### Task details
Which lines of the entries below include "date"? List them all.

Items from an interface collection:
=-=-=

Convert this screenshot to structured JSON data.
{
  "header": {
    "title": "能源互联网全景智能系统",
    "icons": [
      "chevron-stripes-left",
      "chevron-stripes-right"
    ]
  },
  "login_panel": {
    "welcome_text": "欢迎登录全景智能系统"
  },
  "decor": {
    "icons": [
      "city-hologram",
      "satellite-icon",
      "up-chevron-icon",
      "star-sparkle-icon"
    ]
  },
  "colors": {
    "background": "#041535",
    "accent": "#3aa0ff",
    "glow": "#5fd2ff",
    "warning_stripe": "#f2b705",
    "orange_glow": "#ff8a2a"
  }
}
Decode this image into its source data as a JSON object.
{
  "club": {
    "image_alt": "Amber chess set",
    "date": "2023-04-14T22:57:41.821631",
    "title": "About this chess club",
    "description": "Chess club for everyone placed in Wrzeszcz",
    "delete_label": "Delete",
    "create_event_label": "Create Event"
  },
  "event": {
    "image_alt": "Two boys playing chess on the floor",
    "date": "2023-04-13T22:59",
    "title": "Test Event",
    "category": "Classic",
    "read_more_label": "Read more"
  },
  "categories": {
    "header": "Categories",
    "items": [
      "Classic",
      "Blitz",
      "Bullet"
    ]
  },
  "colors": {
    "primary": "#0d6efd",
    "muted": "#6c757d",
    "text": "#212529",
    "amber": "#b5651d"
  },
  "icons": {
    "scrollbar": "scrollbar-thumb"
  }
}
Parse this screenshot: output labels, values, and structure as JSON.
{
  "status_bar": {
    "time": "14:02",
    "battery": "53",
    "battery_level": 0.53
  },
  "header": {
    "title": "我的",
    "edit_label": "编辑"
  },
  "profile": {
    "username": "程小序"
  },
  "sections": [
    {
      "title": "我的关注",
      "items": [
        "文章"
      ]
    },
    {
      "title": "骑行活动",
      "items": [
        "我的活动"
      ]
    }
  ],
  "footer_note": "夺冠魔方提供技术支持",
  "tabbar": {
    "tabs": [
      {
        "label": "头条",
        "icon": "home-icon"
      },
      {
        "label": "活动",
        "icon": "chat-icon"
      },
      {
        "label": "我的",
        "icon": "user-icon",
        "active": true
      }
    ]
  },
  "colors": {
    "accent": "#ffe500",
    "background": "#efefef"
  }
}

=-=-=

### Task answer
    "date": "2023-04-14T22:57:41.821631",
    "date": "2023-04-13T22:59",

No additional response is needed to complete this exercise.